(Beginning of The input)
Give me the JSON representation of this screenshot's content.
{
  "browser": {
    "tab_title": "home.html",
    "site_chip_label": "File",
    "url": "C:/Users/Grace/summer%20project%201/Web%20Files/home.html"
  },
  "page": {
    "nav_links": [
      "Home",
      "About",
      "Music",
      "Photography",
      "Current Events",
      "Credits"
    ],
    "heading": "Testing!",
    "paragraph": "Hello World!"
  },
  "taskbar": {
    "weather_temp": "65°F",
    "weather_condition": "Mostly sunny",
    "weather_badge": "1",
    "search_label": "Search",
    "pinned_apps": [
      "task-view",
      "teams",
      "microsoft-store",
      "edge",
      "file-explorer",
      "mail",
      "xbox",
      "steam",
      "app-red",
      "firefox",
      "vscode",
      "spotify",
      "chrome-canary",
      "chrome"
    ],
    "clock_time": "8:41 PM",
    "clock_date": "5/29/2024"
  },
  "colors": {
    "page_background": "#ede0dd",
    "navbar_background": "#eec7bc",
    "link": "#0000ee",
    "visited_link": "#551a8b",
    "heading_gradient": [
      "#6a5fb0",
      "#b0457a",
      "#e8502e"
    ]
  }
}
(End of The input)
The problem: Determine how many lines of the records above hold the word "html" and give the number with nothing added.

Expected answer: 2